Levels of social isolation in Southampton

Recent estimates place the number of people aged over 65 who are often or always lonely at over one million. The population that is socially isolated, and therefore at risk of loneliness, is considerable. A report from the LGA (2016) summarising recent research estimated that:

  • Over 1 million older people say they are always or often feel lonely
  • 12 per cent of older people feel trapped in their own home
  • 6 per cent of older people leave their house once a week or less
  • 17 per cent of older people are in contact with family, friends and neighbours less than once a week, and 11 per cent are in contact less than once a month
  • Over half (51 per cent) of all people aged 75 and over live alone

Nationally loneliness is measured in the ONS Opinions and Lifestyle Survey, whilst local data for Southampton was collected as part of the 2016 City Survey, which asked residents questions about social isolation including the extent to which they felt lonely in their daily life. Due to the similar methodology used in the two surveys, the results are comparable and show that loneliness in Southampton is slightly lower than the national average. Overall, 1 in 7 (14.6%) of residents aged 16+ in Southampton reported feeling lonely in their daily life (compared to 15.4% for England), whilst 6 in 10 (59.2%) reported not feeling lonely at all. The prevalence increases for the over 65’s to nearly 16% in Southampton, with national data suggesting that this dramatically increases amongst those aged over 80 (29.2%). Based on the City Survey findings there are an estimated 30,000 residents in Southampton (aged 16+) who feel lonely in their daily lives, with approximately 5,200 of those aged over 65.

The Southampton City Survey provides some insight into the demographic differences of loneliness, with higher levels of loneliness seen amongst BME communities (22%), those who are not working (24%), those who have a disability (20%), people for whom English is not their first language (24%), and residents that are in poor health (35%). Due to the relatively small sample size, the city survey does not provide the comprehensive low-level geographical data that is needed to provide targeted interventions and it does not provide information on those who are considered at risk, or cover children and young people.

Social Isolation Index for Southampton (SIIS)

As a result of these limitations and a local demand for increased intelligence on social isolation, a local Social Isolation Index for Southampton (SIIS) has been developed in an attempt to provide some further insight into areas at increased risk in the city.
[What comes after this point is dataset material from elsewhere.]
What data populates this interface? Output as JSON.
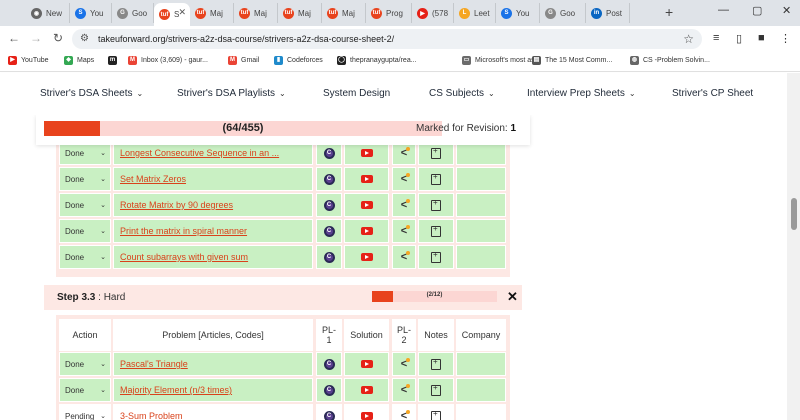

The SIIS considers social isolation over the different life stages in Southampton, rather than just focusing on older people. Several different methodologies were reviewed, and data used in these models assessed along with other known datasets available measuring some additional risk factors identified in the literature for each stage of the life course.

Datasets were drawn together at lower super output area level in order to assess differences between neighbourhoods in the city. These were then combined into an index for each life stage and mapped to show areas, which may have an increased risk of social isolation in the city. These maps along with further information on the methodology and data used can be found in the Southampton loneliness and social isolation briefing and are available to download in the resources section of this page.


Resources relating to loneliness and social isolation can be downloaded below

Southampton Loneliness Social Isolation Intelligence Briefing

Southampton Loneliness Social Isolation Intelligence Briefing
pdf | 7MB | 01.04.17

Social Isolation Index for Southampton (SIIS) published data

Social Isolation Index for Southampton (SIIS) published data
xlsx | 54KB | 01.04.17

Social Isolation Index for Southampton (SIIS) maps

Social Isolation Index for Southampton (SIIS) – Young People
jpg | 4MB | 24.04.17
Social Isolation Index for Southampton (SIIS) – Working Age
jpg | 4MB | 24.04.17
Social Isolation Index for Southampton (SIIS) – Older People
jpg | 4MB | 24.04.17
Social Isolation Index for Southampton (SIIS) – Overall Index
jpg | 4MB | 24.04.17

Last updated: 03 April 2017